» Brief
Among the entries below, find every line that has "systemd" and pull it out.

[Opening Input data section]

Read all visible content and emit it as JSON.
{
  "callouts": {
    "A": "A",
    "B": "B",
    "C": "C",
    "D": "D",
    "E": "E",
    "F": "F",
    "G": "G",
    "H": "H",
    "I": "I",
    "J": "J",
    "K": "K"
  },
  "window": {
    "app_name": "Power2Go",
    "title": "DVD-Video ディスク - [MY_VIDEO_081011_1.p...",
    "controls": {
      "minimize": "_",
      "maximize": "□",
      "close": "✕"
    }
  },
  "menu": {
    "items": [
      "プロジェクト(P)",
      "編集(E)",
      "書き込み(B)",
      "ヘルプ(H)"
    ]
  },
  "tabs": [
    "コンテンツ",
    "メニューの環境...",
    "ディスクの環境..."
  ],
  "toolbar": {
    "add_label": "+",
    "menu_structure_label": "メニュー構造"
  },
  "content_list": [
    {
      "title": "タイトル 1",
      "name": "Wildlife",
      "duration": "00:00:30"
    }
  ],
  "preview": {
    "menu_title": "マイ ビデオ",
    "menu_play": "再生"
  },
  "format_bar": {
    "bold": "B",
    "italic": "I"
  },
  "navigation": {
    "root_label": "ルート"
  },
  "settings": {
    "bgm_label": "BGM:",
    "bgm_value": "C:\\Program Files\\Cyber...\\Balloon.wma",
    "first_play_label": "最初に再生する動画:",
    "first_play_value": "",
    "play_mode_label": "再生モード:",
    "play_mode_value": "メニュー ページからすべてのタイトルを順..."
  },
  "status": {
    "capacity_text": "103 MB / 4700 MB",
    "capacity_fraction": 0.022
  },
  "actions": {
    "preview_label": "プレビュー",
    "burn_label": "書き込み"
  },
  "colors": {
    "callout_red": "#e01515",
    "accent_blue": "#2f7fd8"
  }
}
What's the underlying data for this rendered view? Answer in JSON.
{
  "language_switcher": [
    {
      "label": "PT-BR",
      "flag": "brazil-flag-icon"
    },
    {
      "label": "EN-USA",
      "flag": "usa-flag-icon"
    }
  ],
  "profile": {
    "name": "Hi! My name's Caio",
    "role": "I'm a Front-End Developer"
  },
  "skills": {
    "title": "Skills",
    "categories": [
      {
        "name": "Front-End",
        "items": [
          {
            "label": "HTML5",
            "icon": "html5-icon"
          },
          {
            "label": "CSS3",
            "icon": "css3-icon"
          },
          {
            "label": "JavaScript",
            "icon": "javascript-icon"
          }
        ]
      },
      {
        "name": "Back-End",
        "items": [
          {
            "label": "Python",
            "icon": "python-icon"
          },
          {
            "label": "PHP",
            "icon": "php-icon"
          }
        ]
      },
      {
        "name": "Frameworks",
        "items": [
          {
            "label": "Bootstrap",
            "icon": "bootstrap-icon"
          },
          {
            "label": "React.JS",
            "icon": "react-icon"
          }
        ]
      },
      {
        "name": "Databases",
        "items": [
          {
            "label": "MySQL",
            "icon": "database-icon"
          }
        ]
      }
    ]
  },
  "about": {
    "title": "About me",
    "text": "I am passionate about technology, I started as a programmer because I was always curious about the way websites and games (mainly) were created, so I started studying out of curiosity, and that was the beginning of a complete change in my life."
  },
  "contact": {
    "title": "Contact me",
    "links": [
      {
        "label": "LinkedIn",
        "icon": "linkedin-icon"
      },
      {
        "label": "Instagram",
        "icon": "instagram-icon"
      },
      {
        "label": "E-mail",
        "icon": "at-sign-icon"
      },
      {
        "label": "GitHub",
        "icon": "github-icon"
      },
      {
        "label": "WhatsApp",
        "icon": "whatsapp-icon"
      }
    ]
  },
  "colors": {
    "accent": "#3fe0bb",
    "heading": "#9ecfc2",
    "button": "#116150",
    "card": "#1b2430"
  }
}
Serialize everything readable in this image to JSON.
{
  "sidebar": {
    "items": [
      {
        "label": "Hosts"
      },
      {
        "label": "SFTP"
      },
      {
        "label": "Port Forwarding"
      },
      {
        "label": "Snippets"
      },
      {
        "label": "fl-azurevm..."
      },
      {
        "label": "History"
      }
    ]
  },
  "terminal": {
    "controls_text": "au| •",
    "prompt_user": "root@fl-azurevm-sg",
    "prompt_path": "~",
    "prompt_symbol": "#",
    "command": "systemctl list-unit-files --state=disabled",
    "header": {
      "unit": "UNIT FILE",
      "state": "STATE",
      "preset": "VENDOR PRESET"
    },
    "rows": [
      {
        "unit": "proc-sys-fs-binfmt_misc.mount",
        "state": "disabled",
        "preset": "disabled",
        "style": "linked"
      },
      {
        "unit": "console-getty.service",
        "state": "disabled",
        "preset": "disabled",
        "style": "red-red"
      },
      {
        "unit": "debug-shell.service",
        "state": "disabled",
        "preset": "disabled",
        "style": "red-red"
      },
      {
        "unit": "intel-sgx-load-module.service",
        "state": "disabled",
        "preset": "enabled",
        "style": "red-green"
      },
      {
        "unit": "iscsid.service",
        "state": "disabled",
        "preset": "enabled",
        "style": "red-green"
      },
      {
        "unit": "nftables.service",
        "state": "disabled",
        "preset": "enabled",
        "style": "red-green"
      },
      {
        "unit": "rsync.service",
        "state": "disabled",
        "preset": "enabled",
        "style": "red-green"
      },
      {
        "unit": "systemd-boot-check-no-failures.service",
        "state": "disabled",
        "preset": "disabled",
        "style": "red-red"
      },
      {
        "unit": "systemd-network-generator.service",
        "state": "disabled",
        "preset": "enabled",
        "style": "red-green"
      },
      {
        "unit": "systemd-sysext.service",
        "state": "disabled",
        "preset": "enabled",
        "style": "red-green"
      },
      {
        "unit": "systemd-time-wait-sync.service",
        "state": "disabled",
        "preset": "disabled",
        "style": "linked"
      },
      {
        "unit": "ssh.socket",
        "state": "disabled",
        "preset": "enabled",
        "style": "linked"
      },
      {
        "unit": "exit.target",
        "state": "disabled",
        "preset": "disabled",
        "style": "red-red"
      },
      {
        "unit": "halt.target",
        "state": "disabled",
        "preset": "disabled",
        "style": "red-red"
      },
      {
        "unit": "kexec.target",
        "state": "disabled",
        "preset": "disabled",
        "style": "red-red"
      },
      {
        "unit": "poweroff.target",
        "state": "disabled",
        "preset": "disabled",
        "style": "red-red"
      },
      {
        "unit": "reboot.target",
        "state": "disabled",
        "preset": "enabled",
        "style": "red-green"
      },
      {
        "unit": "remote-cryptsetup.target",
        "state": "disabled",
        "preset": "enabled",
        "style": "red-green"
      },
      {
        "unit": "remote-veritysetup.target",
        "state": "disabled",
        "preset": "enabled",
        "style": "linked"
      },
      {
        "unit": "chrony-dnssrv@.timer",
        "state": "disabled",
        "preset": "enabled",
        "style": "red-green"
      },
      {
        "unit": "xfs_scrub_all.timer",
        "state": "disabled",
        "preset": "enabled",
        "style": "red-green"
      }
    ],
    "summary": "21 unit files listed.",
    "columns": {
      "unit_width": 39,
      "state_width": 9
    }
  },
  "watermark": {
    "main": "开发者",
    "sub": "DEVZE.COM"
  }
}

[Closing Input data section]

» Response for this exercise
        "unit": "systemd-boot-check-no-failures.service",
        "unit": "systemd-network-generator.service",
        "unit": "systemd-sysext.service",
        "unit": "systemd-time-wait-sync.service",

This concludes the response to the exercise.